== Segment start ==

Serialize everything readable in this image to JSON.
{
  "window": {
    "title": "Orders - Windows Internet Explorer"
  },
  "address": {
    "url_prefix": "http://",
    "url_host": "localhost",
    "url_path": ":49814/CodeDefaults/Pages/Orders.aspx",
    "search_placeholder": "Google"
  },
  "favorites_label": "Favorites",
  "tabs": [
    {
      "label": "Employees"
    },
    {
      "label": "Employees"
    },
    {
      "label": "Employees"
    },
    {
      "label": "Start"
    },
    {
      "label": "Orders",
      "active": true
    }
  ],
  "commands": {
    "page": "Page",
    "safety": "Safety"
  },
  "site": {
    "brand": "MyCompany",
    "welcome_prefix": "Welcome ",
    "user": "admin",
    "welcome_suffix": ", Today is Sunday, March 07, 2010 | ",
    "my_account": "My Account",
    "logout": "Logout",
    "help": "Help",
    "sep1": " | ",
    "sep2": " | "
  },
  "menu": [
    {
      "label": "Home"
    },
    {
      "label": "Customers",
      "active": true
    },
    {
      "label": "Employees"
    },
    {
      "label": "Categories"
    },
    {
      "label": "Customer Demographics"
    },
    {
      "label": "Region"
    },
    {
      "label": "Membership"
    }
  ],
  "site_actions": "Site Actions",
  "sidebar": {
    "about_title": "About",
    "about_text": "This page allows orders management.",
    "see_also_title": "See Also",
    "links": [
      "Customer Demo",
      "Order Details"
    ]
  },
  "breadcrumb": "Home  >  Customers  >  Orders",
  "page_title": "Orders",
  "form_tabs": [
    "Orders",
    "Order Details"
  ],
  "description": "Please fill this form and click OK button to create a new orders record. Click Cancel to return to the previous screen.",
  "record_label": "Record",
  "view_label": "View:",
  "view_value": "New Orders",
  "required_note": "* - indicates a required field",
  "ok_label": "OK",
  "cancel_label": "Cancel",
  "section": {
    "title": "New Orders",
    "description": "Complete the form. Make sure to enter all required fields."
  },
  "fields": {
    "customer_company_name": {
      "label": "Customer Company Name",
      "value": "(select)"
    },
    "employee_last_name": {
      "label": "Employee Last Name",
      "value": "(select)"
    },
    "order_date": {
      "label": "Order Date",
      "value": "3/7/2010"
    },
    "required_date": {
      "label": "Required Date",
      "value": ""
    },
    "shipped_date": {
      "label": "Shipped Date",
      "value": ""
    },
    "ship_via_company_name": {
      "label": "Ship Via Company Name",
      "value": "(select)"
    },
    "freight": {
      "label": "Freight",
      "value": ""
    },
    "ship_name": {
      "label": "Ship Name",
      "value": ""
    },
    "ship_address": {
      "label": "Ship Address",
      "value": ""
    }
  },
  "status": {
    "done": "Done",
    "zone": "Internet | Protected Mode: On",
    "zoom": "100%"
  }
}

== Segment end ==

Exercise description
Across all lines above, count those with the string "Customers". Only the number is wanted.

Output for this task
2